## [What the exercise asks]
Among the entries below, how many lines include the word "community"? Reply with only the number.

## [Available data]

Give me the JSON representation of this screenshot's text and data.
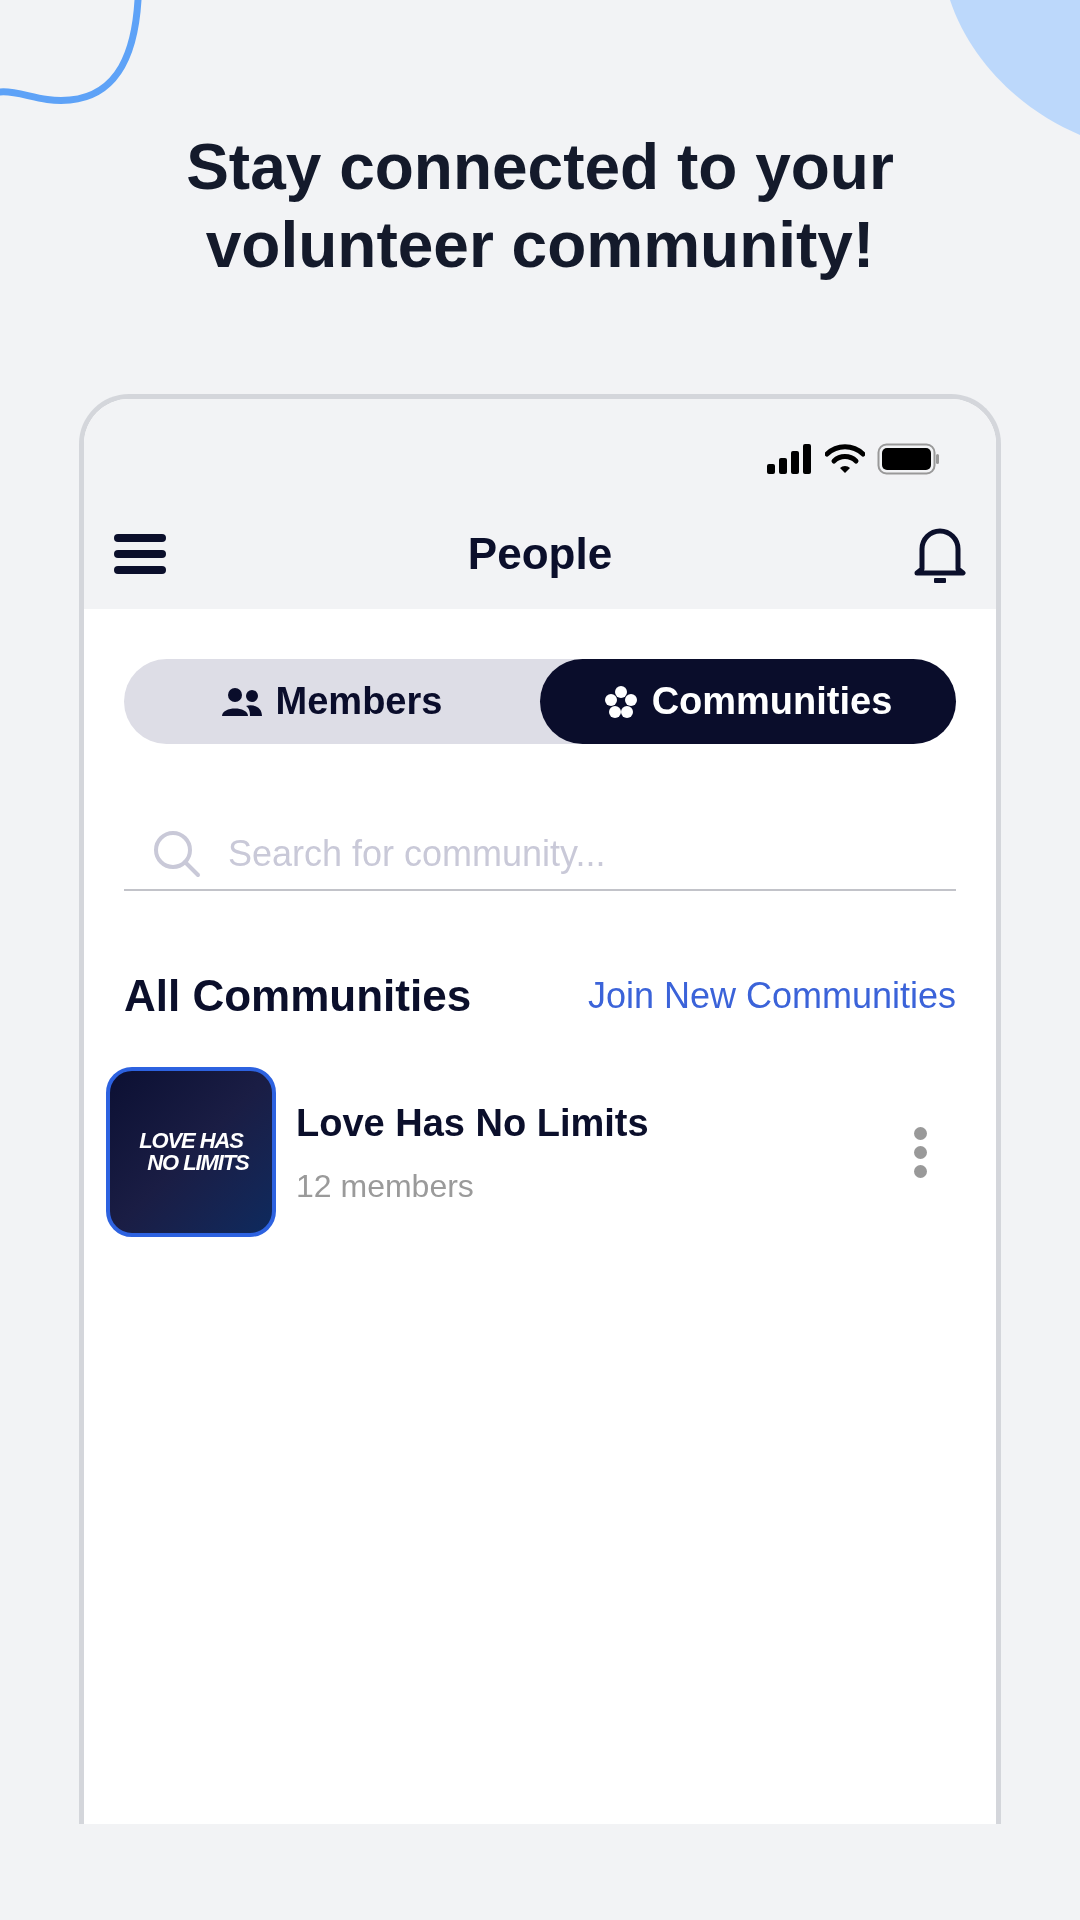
{
  "headline": "Stay connected to your volunteer community!",
  "app": {
    "title": "People",
    "tabs": [
      {
        "label": "Members",
        "selected": false
      },
      {
        "label": "Communities",
        "selected": true
      }
    ],
    "search": {
      "placeholder": "Search for community..."
    },
    "section": {
      "title": "All Communities",
      "link": "Join New Communities"
    },
    "communities": [
      {
        "logo_lines": [
          "LOVE HAS",
          "NO LIMITS"
        ],
        "name": "Love Has No Limits",
        "members": "12 members"
      }
    ]
  }
}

## [Task result]
2